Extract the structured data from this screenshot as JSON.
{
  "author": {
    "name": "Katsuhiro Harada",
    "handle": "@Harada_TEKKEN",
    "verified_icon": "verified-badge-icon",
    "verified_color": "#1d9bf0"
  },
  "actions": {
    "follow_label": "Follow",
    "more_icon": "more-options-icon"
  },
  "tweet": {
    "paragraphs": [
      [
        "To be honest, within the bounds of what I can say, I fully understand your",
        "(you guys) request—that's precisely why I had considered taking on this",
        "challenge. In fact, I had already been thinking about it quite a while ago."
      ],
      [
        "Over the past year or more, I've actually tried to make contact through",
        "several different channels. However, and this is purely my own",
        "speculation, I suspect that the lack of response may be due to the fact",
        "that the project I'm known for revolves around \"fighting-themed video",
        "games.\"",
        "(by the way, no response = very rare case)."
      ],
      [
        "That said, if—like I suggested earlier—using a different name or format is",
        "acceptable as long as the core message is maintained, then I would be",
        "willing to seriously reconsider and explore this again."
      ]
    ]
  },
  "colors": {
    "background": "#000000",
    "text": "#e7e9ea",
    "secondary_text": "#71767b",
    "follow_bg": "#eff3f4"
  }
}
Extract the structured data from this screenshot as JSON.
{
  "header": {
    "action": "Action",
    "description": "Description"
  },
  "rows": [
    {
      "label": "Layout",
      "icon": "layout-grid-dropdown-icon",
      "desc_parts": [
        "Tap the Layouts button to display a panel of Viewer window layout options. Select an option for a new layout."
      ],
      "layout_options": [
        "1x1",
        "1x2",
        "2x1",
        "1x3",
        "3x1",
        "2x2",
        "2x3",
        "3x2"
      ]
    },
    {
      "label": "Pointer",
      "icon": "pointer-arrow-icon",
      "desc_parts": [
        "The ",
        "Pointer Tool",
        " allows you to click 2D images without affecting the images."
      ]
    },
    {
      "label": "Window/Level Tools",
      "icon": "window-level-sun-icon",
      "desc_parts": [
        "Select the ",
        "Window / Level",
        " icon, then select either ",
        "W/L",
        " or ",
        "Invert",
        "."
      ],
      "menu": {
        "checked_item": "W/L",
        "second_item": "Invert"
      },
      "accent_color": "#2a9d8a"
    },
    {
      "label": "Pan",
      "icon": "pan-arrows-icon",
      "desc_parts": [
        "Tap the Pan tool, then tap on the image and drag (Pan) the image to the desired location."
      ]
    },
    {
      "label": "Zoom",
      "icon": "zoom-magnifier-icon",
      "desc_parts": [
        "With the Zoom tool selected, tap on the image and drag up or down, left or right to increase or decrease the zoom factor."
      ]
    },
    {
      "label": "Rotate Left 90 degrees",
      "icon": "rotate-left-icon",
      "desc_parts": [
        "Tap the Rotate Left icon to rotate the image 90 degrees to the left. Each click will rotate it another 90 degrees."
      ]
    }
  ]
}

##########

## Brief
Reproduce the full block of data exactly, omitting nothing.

## Exercise output
Extract the structured data from this screenshot as JSON.
{
  "author": {
    "name": "Katsuhiro Harada",
    "handle": "@Harada_TEKKEN",
    "verified_icon": "verified-badge-icon",
    "verified_color": "#1d9bf0"
  },
  "actions": {
    "follow_label": "Follow",
    "more_icon": "more-options-icon"
  },
  "tweet": {
    "paragraphs": [
      [
        "To be honest, within the bounds of what I can say, I fully understand your",
        "(you guys) request—that's precisely why I had considered taking on this",
        "challenge. In fact, I had already been thinking about it quite a while ago."
      ],
      [
        "Over the past year or more, I've actually tried to make contact through",
        "several different channels. However, and this is purely my own",
        "speculation, I suspect that the lack of response may be due to the fact",
        "that the project I'm known for revolves around \"fighting-themed video",
        "games.\"",
        "(by the way, no response = very rare case)."
      ],
      [
        "That said, if—like I suggested earlier—using a different name or format is",
        "acceptable as long as the core message is maintained, then I would be",
        "willing to seriously reconsider and explore this again."
      ]
    ]
  },
  "colors": {
    "background": "#000000",
    "text": "#e7e9ea",
    "secondary_text": "#71767b",
    "follow_bg": "#eff3f4"
  }
}
Extract the structured data from this screenshot as JSON.
{
  "header": {
    "action": "Action",
    "description": "Description"
  },
  "rows": [
    {
      "label": "Layout",
      "icon": "layout-grid-dropdown-icon",
      "desc_parts": [
        "Tap the Layouts button to display a panel of Viewer window layout options. Select an option for a new layout."
      ],
      "layout_options": [
        "1x1",
        "1x2",
        "2x1",
        "1x3",
        "3x1",
        "2x2",
        "2x3",
        "3x2"
      ]
    },
    {
      "label": "Pointer",
      "icon": "pointer-arrow-icon",
      "desc_parts": [
        "The ",
        "Pointer Tool",
        " allows you to click 2D images without affecting the images."
      ]
    },
    {
      "label": "Window/Level Tools",
      "icon": "window-level-sun-icon",
      "desc_parts": [
        "Select the ",
        "Window / Level",
        " icon, then select either ",
        "W/L",
        " or ",
        "Invert",
        "."
      ],
      "menu": {
        "checked_item": "W/L",
        "second_item": "Invert"
      },
      "accent_color": "#2a9d8a"
    },
    {
      "label": "Pan",
      "icon": "pan-arrows-icon",
      "desc_parts": [
        "Tap the Pan tool, then tap on the image and drag (Pan) the image to the desired location."
      ]
    },
    {
      "label": "Zoom",
      "icon": "zoom-magnifier-icon",
      "desc_parts": [
        "With the Zoom tool selected, tap on the image and drag up or down, left or right to increase or decrease the zoom factor."
      ]
    },
    {
      "label": "Rotate Left 90 degrees",
      "icon": "rotate-left-icon",
      "desc_parts": [
        "Tap the Rotate Left icon to rotate the image 90 degrees to the left. Each click will rotate it another 90 degrees."
      ]
    }
  ]
}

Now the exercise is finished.